Lakewood unfolds almost entirely during a high school mass shooting, but its story is set several miles away, out on a lonely forest trail. The film follows the mother of one of the students as she tries desperately to contact her son, and for the most part, she’s the only character who appears. The premise is a challenge, both in terms of creating a hyper-focused narrative on the outskirts of a larger tragedy, and crafting a performance tasked with telling the entire story and its rollercoaster of emotions. However, when the actress on screen for the entire runtime is Naomi Watts, even the most difficult material feels like a breeze.
Watts plays Amy Carr, a widowed mother of two still reeling from the loss of her husband to a car accident not long ago. Her whole family has responded differently; her daughter Emily (Sierra Maltby) is too young to be worn down by grief, but her teenage son Noah (Colton Gobbo) is at the age where everything wears him down twice as hard, and he responds by withdrawing. Amy, though she feels lost at sea, has no choice but to put on a brave face for her children, even if it means faking a smile and suggesting family movie nights, only for Noah to push her away.
The Carrs are a family already steeped in tragedy, and Amy’s only escape is her morning jog, which director Phillip Noyce and cinematographer John Brawley paint in golden morning hues. Between gorgeous shots of nature, Fil Eisler’s uplifting score and the self-help podcast playing through Amy’s headphones, the film initially borders on some kind of surreal inspiration porn, where the protagonist approaches climactic catharsis even before the story has gotten going. This, however, is by design. Before long, Amy’s serene respite is interrupted by phone calls from work, friends who FaceTime her without a heads up, and the general noise of the virtual world, via the very same device she had hoped would help clear her mind. As much as Lakewood is about an all-too-common kind of American massacre, the film is also a unique product of the digital age, and an effective look at the way our relationship to tragedy has evolved.
When the shooting begins, Amy is stranded five miles away from the road — a distance that feels like an eternity when she finds out Noah might be in danger. What follows are her simultaneous attempts to get to his school as fast as possible, and to find out as much information as she can, through news broadcasts, social media posts, and phone calls to friends and other locals who might be able to help her. All the while, as she scrolls, switches tabs, and swaps between rideshare apps and 3D maps to help guide her to civilization, she also runs as fast as she can. It’s the ultimate combination of multitasking at the least opportune time, and the nature of each message and phone call switches from salvation to interruption, depending on what task she’s focused on, or what info she’s able to find.

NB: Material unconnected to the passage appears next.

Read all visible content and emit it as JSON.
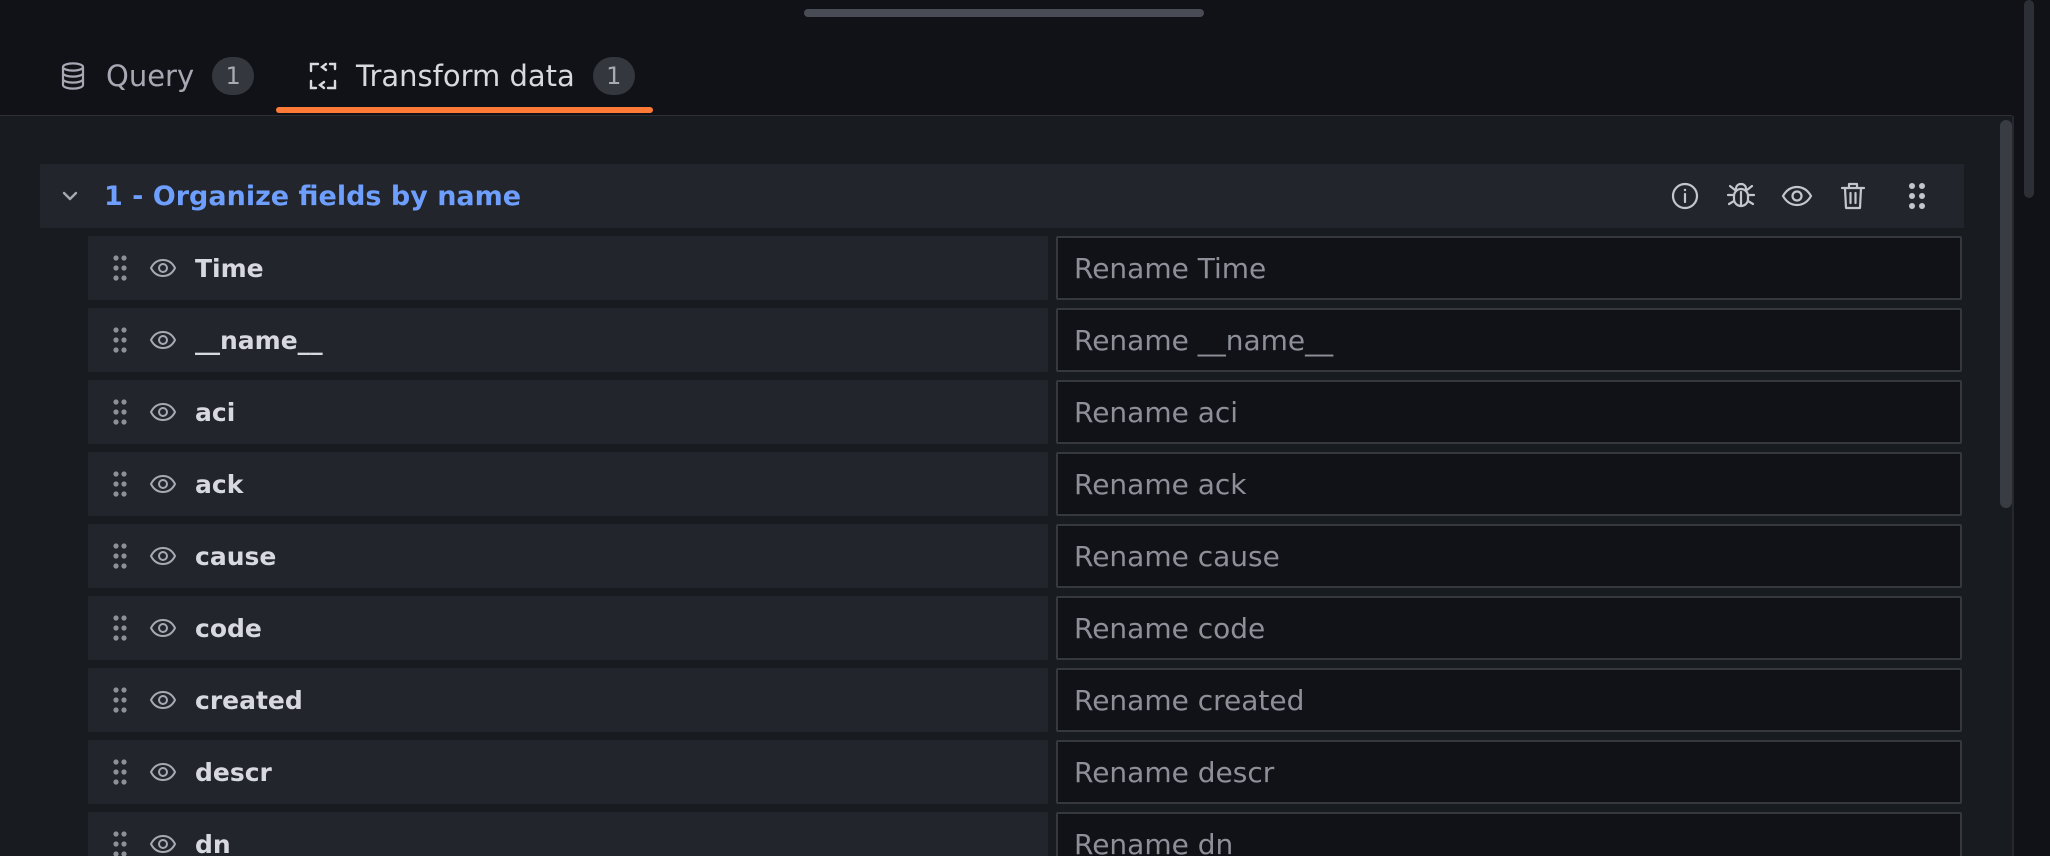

The physical chaos may be miles away, but the film captures the emotional chaos with aplomb, thanks in large part to Watts’ frantic performance. It’s physically full-throttle while being emotionally nuanced — a remarkable juggling act. Each stride feels anguished, as if she’s running on fumes. Her eyes dart around her screen, as her voice and hands shiver, and as the film goes on, her increasing desperation begins to reveal parts of Amy’s existing grief which were previously hidden. She is, at once, trying fruitlessly to get to where the action is, and trying desperately to bring the action to her, through her tiny window to the world — which also begins to cast doubt on how exactly her son is involved.
The camera rarely strays from Watts, and Watts captures a layered descent through fear, hopelessness, and ultimately, heroism, all within a mere 84 minutes. The film does, however, falter by forcing big-picture questions into some of its dialogue, as a way to inject social commentary into its ongoing, focused story. This is despite the fact that the narrative, and Watts’ desperation as a mother trying to hold on to her family, already speak loudly enough for themselves and about the devastation wrought by such tragedies. The emotions on display are a much more effective and hard-hitting message than any awkwardly-inserted, barely-disguised PSAs could ever be. This is especially true for ones that don’t particularly commit to any actual solutions or points of view, beyond broad platitudes that, ironically, resemble Amy’s self-help tapes.

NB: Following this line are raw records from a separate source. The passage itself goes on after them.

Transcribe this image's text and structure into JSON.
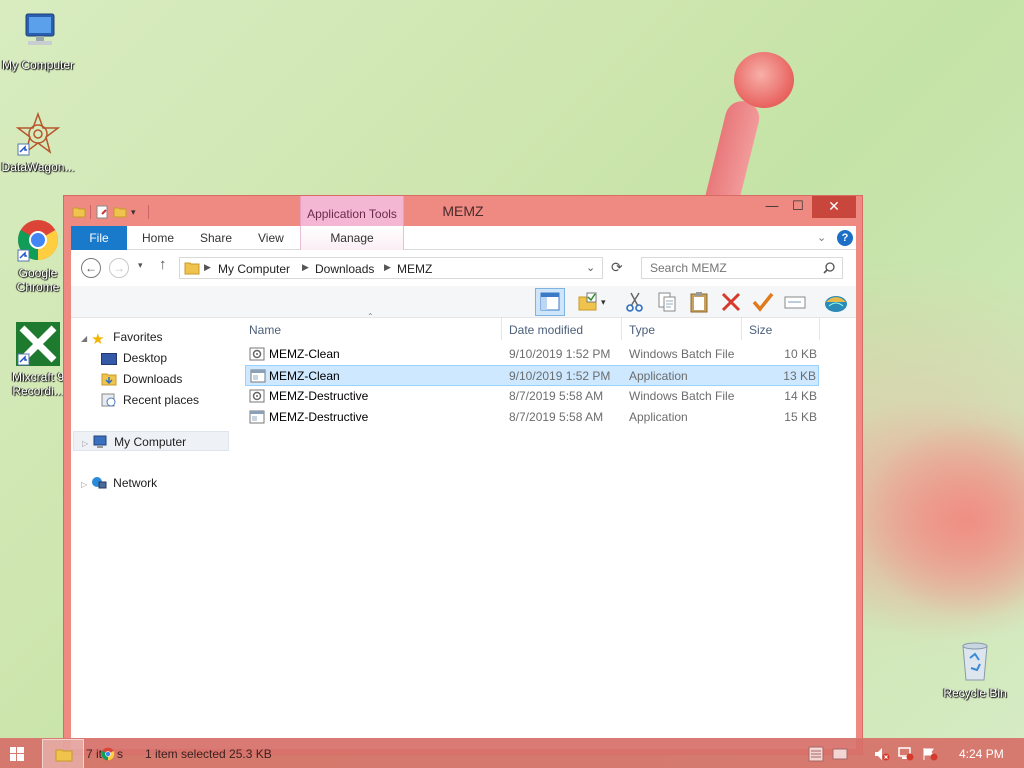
{
  "desktop": {
    "icons": [
      {
        "label": "My Computer"
      },
      {
        "label": "DataWagon..."
      },
      {
        "label": "Google Chrome"
      },
      {
        "label": "Mixcraft 9 Recordi..."
      },
      {
        "label": "Recycle Bin"
      }
    ]
  },
  "window": {
    "title": "MEMZ",
    "context_tab": "Application Tools",
    "minimize_glyph": "—",
    "maximize_glyph": "☐",
    "close_glyph": "✕",
    "ribbon_tabs": [
      "File",
      "Home",
      "Share",
      "View",
      "Manage"
    ],
    "help_glyph": "?",
    "address": {
      "crumbs": [
        "My Computer",
        "Downloads",
        "MEMZ"
      ]
    },
    "search": {
      "placeholder": "Search MEMZ"
    },
    "nav": {
      "favorites": "Favorites",
      "desktop": "Desktop",
      "downloads": "Downloads",
      "recent_places": "Recent places",
      "my_computer": "My Computer",
      "network": "Network"
    },
    "columns": {
      "name": "Name",
      "date": "Date modified",
      "type": "Type",
      "size": "Size"
    },
    "files": [
      {
        "name": "MEMZ-Clean",
        "date": "9/10/2019 1:52 PM",
        "type": "Windows Batch File",
        "size": "10 KB"
      },
      {
        "name": "MEMZ-Clean",
        "date": "9/10/2019 1:52 PM",
        "type": "Application",
        "size": "13 KB"
      },
      {
        "name": "MEMZ-Destructive",
        "date": "8/7/2019 5:58 AM",
        "type": "Windows Batch File",
        "size": "14 KB"
      },
      {
        "name": "MEMZ-Destructive",
        "date": "8/7/2019 5:58 AM",
        "type": "Application",
        "size": "15 KB"
      }
    ],
    "selected_row": 1
  },
  "taskbar": {
    "status_items": "7 it",
    "status_items_tail": "s",
    "status_selected": "1 item selected  25.3 KB",
    "clock": "4:24 PM"
  },
  "colors": {
    "window_frame": "#ef8a83",
    "accent_file_tab": "#1979ca",
    "selection": "#cde8ff",
    "context_tab": "#f4b7d3"
  }
}
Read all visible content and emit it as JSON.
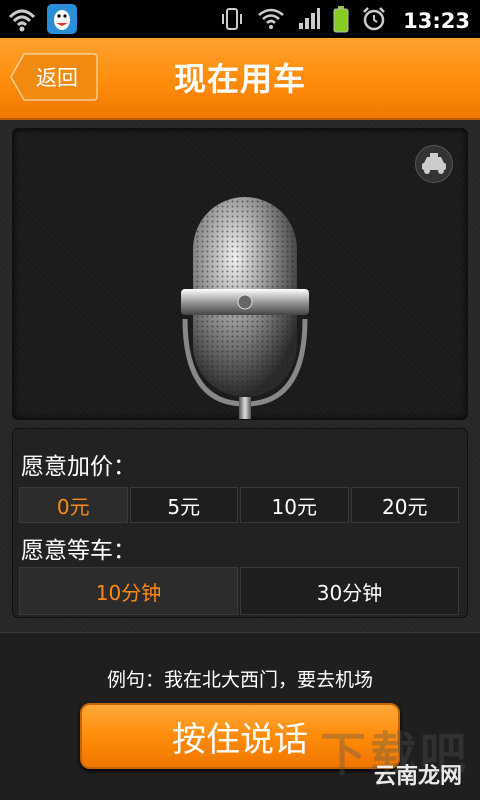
{
  "statusbar": {
    "time": "13:23"
  },
  "header": {
    "back_label": "返回",
    "title": "现在用车"
  },
  "options": {
    "price_label": "愿意加价：",
    "prices": [
      "0元",
      "5元",
      "10元",
      "20元"
    ],
    "selected_price": "0元",
    "wait_label": "愿意等车：",
    "waits": [
      "10分钟",
      "30分钟"
    ],
    "selected_wait": "10分钟"
  },
  "footer": {
    "example": "例句：我在北大西门，要去机场",
    "talk_button": "按住说话"
  },
  "watermark": {
    "text": "云南龙网",
    "big_text": "下载吧"
  },
  "colors": {
    "accent": "#ff8c0c",
    "selected_text": "#ff8a14"
  },
  "icons": {
    "status_left": [
      "wifi-icon",
      "qq-icon"
    ],
    "status_right": [
      "vibrate-icon",
      "wifi-signal-icon",
      "cell-signal-icon",
      "battery-icon",
      "alarm-icon"
    ],
    "mic": "microphone-icon",
    "taxi": "taxi-icon"
  }
}
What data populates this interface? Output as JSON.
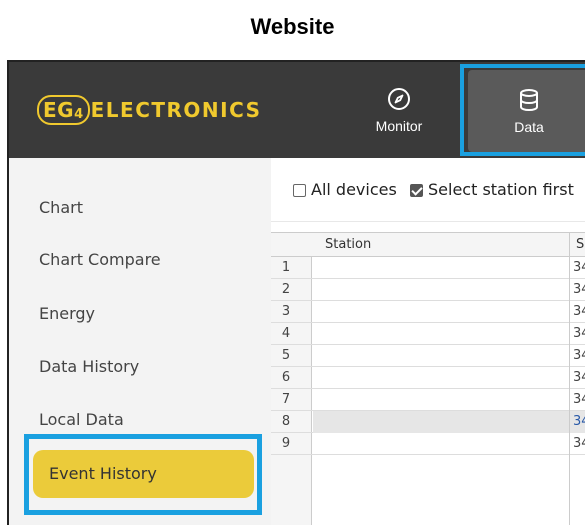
{
  "caption": "Website",
  "header": {
    "logo_eg": "EG",
    "logo_sub": "4",
    "logo_text": "ELECTRONICS",
    "nav": [
      {
        "label": "Monitor",
        "icon": "compass-icon"
      },
      {
        "label": "Data",
        "icon": "database-icon",
        "active": true
      }
    ]
  },
  "sidebar": {
    "items": [
      {
        "label": "Chart"
      },
      {
        "label": "Chart Compare"
      },
      {
        "label": "Energy"
      },
      {
        "label": "Data History"
      },
      {
        "label": "Local Data"
      },
      {
        "label": "Event History",
        "active": true
      }
    ]
  },
  "filters": {
    "all_devices": {
      "label": "All devices",
      "checked": false
    },
    "select_station_first": {
      "label": "Select station first",
      "checked": true
    }
  },
  "table": {
    "columns": [
      "Station",
      "Se"
    ],
    "rows": [
      {
        "num": "1",
        "station": "",
        "sn": "34"
      },
      {
        "num": "2",
        "station": "",
        "sn": "34"
      },
      {
        "num": "3",
        "station": "",
        "sn": "34"
      },
      {
        "num": "4",
        "station": "",
        "sn": "34"
      },
      {
        "num": "5",
        "station": "",
        "sn": "34"
      },
      {
        "num": "6",
        "station": "",
        "sn": "34"
      },
      {
        "num": "7",
        "station": "",
        "sn": "34"
      },
      {
        "num": "8",
        "station": "",
        "sn": "34",
        "selected": true
      },
      {
        "num": "9",
        "station": "",
        "sn": "34"
      }
    ]
  },
  "colors": {
    "brand_yellow": "#f0c92e",
    "highlight_blue": "#1aa0e0",
    "header_bg": "#3a3a3a",
    "active_item": "#ebcb3a"
  }
}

However, despite this noncommittal political bent, the film is a novel look at familiar devastation, and it remains emotionally riveting even when it veers into digital-scavenger-hunt territory. Naomi Watts anchors every beat and every frame with a tangible despair, delivering a full-throated, full-bodied performance which the film rightly zeroes in on as its most volatile, unpredictable facet. When the film builds in intensity — through its music, its rapid editing, its sweeping shots of Amy running (and sometimes limping) through the woods — Watts’ emotional journey and her physicality are the catalysts for each decision, as if the entire production were emanating from her performance. The filmmaking works in and of itself, but that Lakewood feels so emotionally in tune with its lead actress is a feat all on its own.

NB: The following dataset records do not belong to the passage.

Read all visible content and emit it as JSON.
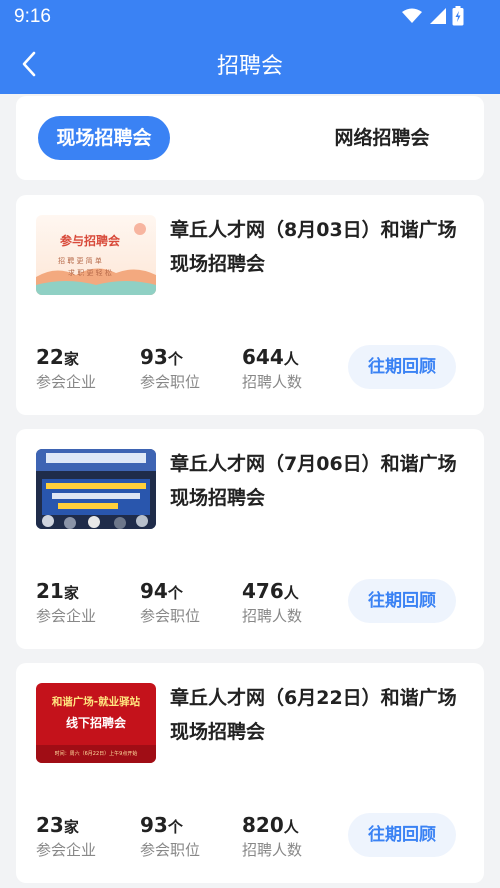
{
  "status": {
    "time": "9:16"
  },
  "navbar": {
    "title": "招聘会"
  },
  "tabs": {
    "active": "现场招聘会",
    "inactive": "网络招聘会"
  },
  "labels": {
    "companies": "参会企业",
    "positions": "参会职位",
    "recruits": "招聘人数",
    "review": "往期回顾"
  },
  "units": {
    "companies": "家",
    "positions": "个",
    "recruits": "人"
  },
  "events": [
    {
      "title": "章丘人才网（8月03日）和谐广场现场招聘会",
      "companies": "22",
      "positions": "93",
      "recruits": "644",
      "thumb": {
        "line1": "参与招聘会",
        "line2": "招 聘 更 简 单",
        "line3": "求 职 更 轻 松"
      }
    },
    {
      "title": "章丘人才网（7月06日）和谐广场现场招聘会",
      "companies": "21",
      "positions": "94",
      "recruits": "476",
      "thumb": {}
    },
    {
      "title": "章丘人才网（6月22日）和谐广场现场招聘会",
      "companies": "23",
      "positions": "93",
      "recruits": "820",
      "thumb": {
        "line1": "和谐广场-就业驿站",
        "line2": "线下招聘会",
        "line3": "时间：周六（6月22日）上午9点开始"
      }
    }
  ],
  "colors": {
    "primary": "#3a82f4",
    "background": "#f2f3f5"
  }
}
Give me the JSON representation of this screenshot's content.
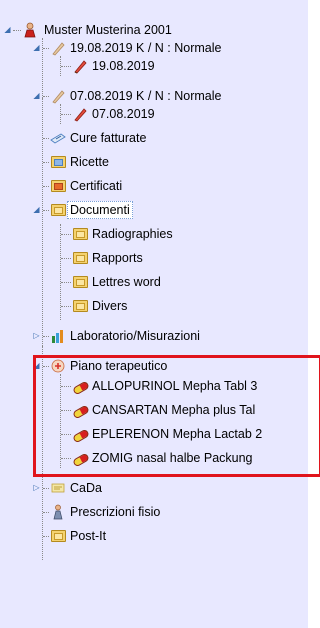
{
  "tree": {
    "patient": "Muster Musterina 2001",
    "items": [
      {
        "label": "19.08.2019 K / N : Normale",
        "icon": "pen-icon"
      },
      {
        "label": "19.08.2019",
        "icon": "pen-red-icon"
      },
      {
        "label": "07.08.2019 K / N : Normale",
        "icon": "pen-icon"
      },
      {
        "label": "07.08.2019",
        "icon": "pen-red-icon"
      },
      {
        "label": "Cure fatturate",
        "icon": "invoice-icon"
      },
      {
        "label": "Ricette",
        "icon": "folder-icon"
      },
      {
        "label": "Certificati",
        "icon": "folder-icon"
      },
      {
        "label": "Documenti",
        "icon": "folder-icon"
      },
      {
        "label": "Radiographies",
        "icon": "folder-icon"
      },
      {
        "label": "Rapports",
        "icon": "folder-icon"
      },
      {
        "label": "Lettres word",
        "icon": "folder-icon"
      },
      {
        "label": "Divers",
        "icon": "folder-icon"
      },
      {
        "label": "Laboratorio/Misurazioni",
        "icon": "lab-icon"
      },
      {
        "label": "Piano terapeutico",
        "icon": "therapy-icon"
      },
      {
        "label": "ALLOPURINOL Mepha Tabl 3",
        "icon": "pill-icon"
      },
      {
        "label": "CANSARTAN Mepha plus Tal",
        "icon": "pill-icon"
      },
      {
        "label": "EPLERENON Mepha Lactab 2",
        "icon": "pill-icon"
      },
      {
        "label": "ZOMIG nasal halbe Packung",
        "icon": "pill-icon"
      },
      {
        "label": "CaDa",
        "icon": "cada-icon"
      },
      {
        "label": "Prescrizioni fisio",
        "icon": "physio-icon"
      },
      {
        "label": "Post-It",
        "icon": "folder-icon"
      }
    ]
  },
  "highlight_color": "#e0141c"
}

Observer Reviews are regular assessments of new and noteworthy cinema.